In Memory of Leo Mittler





Share This Memorial

Leo Mittler
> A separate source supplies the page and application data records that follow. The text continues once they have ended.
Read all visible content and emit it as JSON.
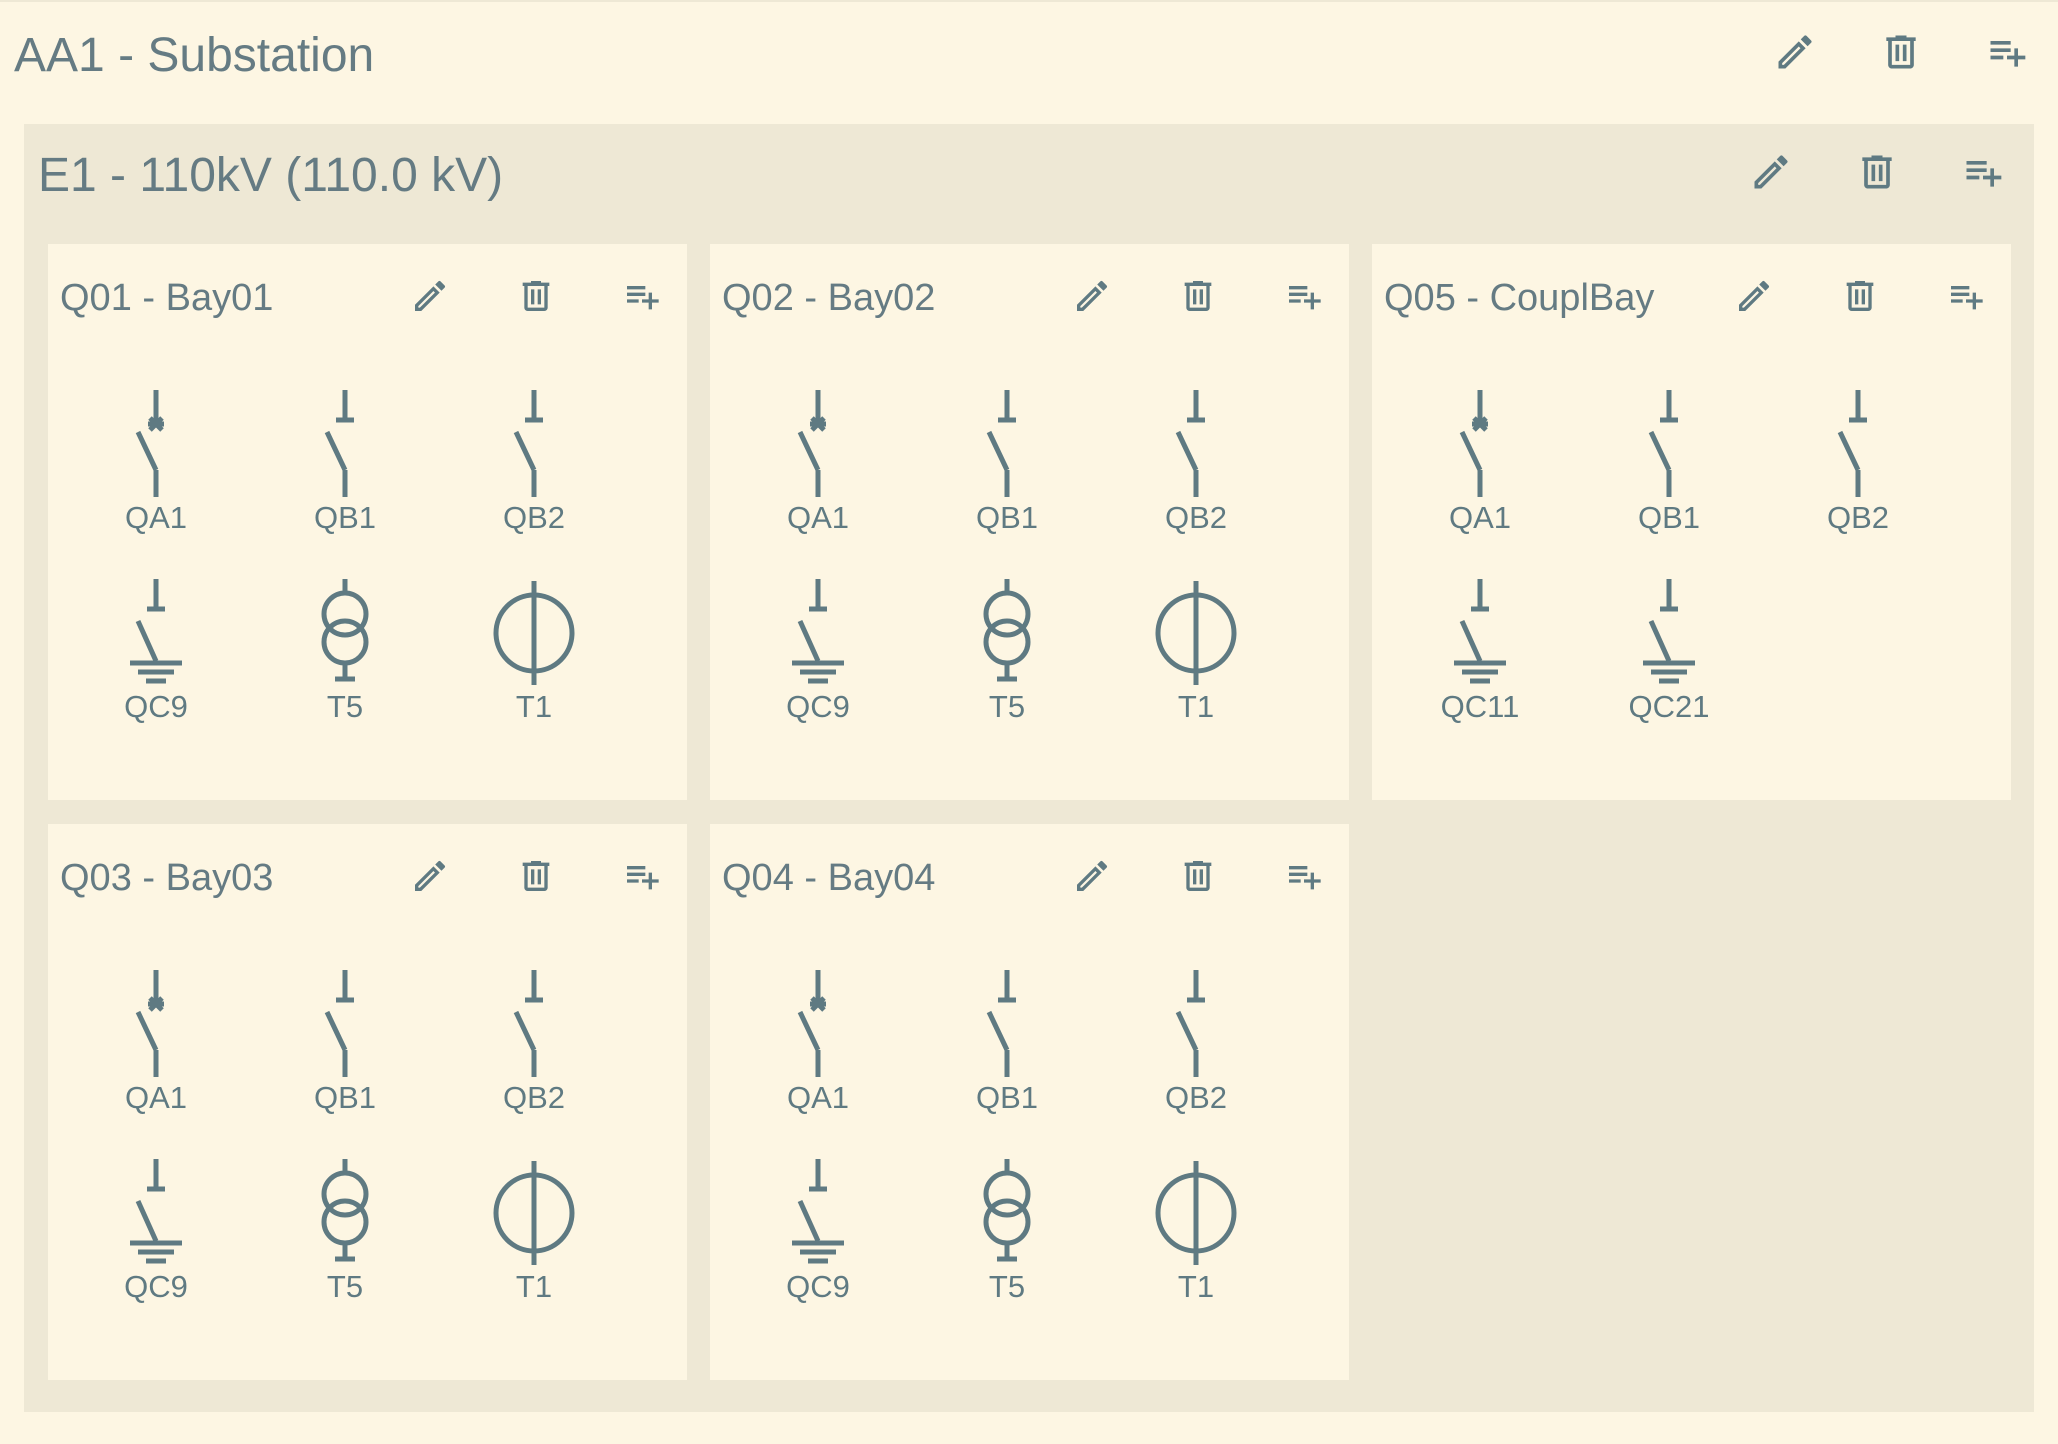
{
  "substation": {
    "title": "AA1 - Substation",
    "actions": [
      "edit-icon",
      "delete-icon",
      "add-icon"
    ]
  },
  "voltage_level": {
    "title": "E1 - 110kV (110.0 kV)"
  },
  "bays": [
    {
      "title": "Q01 - Bay01",
      "equipment": [
        {
          "label": "QA1",
          "type": "CBR"
        },
        {
          "label": "QB1",
          "type": "DIS"
        },
        {
          "label": "QB2",
          "type": "DIS"
        },
        {
          "label": "QC9",
          "type": "ERS"
        },
        {
          "label": "T5",
          "type": "VTR"
        },
        {
          "label": "T1",
          "type": "CTR"
        }
      ]
    },
    {
      "title": "Q02 - Bay02",
      "equipment": [
        {
          "label": "QA1",
          "type": "CBR"
        },
        {
          "label": "QB1",
          "type": "DIS"
        },
        {
          "label": "QB2",
          "type": "DIS"
        },
        {
          "label": "QC9",
          "type": "ERS"
        },
        {
          "label": "T5",
          "type": "VTR"
        },
        {
          "label": "T1",
          "type": "CTR"
        }
      ]
    },
    {
      "title": "Q05 - CouplBay",
      "equipment": [
        {
          "label": "QA1",
          "type": "CBR"
        },
        {
          "label": "QB1",
          "type": "DIS"
        },
        {
          "label": "QB2",
          "type": "DIS"
        },
        {
          "label": "QC11",
          "type": "ERS"
        },
        {
          "label": "QC21",
          "type": "ERS"
        }
      ]
    },
    {
      "title": "Q03 - Bay03",
      "equipment": [
        {
          "label": "QA1",
          "type": "CBR"
        },
        {
          "label": "QB1",
          "type": "DIS"
        },
        {
          "label": "QB2",
          "type": "DIS"
        },
        {
          "label": "QC9",
          "type": "ERS"
        },
        {
          "label": "T5",
          "type": "VTR"
        },
        {
          "label": "T1",
          "type": "CTR"
        }
      ]
    },
    {
      "title": "Q04 - Bay04",
      "equipment": [
        {
          "label": "QA1",
          "type": "CBR"
        },
        {
          "label": "QB1",
          "type": "DIS"
        },
        {
          "label": "QB2",
          "type": "DIS"
        },
        {
          "label": "QC9",
          "type": "ERS"
        },
        {
          "label": "T5",
          "type": "VTR"
        },
        {
          "label": "T1",
          "type": "CTR"
        }
      ]
    }
  ],
  "colors": {
    "background": "#fdf6e3",
    "voltage_level_bg": "#eee8d5",
    "icon": "#5f7a82",
    "text": "#657b83"
  }
}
Leo was born on May 23rd, 1927 in Andrychów, Poland to Ida (Goldfinger) and Moritz Mittler. Leo had two older siblings, Otto and Felix. Leo’s father owned a tannery where skins were processed to manufacture leather shoes. When Germany invaded Poland on September 1st, 1939, Leo was 12 years old. His life would change forever. While trying to escape, Leo’s family was separated. Leo’s father and brother Felix were captured by the Germans and placed in a Concentration Camp near Lvov, while Otto was captured by the Russians and put in a labor camp in Russia. Leo and his mother Ida remained in their home in Andrychów. A few months later they were relocated to the Ghetto, where Ida carried out kitchen duties. Leo was taken outside the Ghetto to perform force labor tasks, then transferred to the Concentration Camps. Ida received a letter from Moritz stating that his skills were being used by the Germans. He had been tanning leather shoes for the soldiers, and thus was privileged with a bit of extra food. Their son Felix had been killed by the Germans after he was forced to dig his own grave. Their second son Otto was in Russian custody. In 1943, when the Andrychów Ghetto was liquidated, Ida was sent to Auschwitz where she was gassed upon arrival. Leo endured 7 brutal Concentration Camps. His name was 35230, the number tattooed twice, on the front and back of his left arm. Leo often contemplated escape, but witnessing the public hanging of those caught, changed his mind. Upon transfer to what was to be his final camp, Leo was recognized by an uncle who achieved the Kapo position (a prisoner assigned by the SS guards to supervise forced labor and carry administrative tasks), therefore allotted double rations of food. His uncle managed to arrange double rations for Leo too, a fact that saved Leo’s life. Leo’s camp was liberated by the Russian army on February 10th, 1945. His uncle died three days later of typhus. After liberation Leo returned to his hometown in Poland, only to learn that his family was murdered. He migrated to the United States and landed in New York. Leo enlisted in the US army and served in Korea during the Korean War. Upon return he met Florence. They were married for 61 years. Leo and Florence have three children and one grandchild. Leo was very active at the Tolerance Education Center and shared his story with thousands of students. On Friday, April 24th, 2015, Leo was honored by Assemblyman Chad Mayes at the Tolerance Education Center. In lieu of flowers, the family prefers donations to be made to: ~ Tolerance Education Center Tolerance Education Center in Rancho Mirage, Ca The Tolerance Education Center will tailor the visit to the subject matter of your lesson plan. READ MORE > Support Our work. READ MORE > Read More > Student programs and activities provide an educational opportunity to reduce prejudice, teach critical thinking, and create a more humane society. ... and/ or ~ Homeless Veterans’ Programs Homeless Veterans - | Veterans Affairs Discover the steps you can take to make a difference in the lives of those who served our country. You’ll also hear from formerly homeless Veterans about their positive experiences with VA as they exited homelessness. Learn more about formerly homeless Veterans and their experiences by navigating to the Video page. To view Leo’s story please click on the link below. Thank you, Talia Lizemer-Hawley, M.A. Curator, Education Director Tolerance Education Center 35-147 Landy Lane, Rancho Mirage, CA. 92270 (760) 328-8252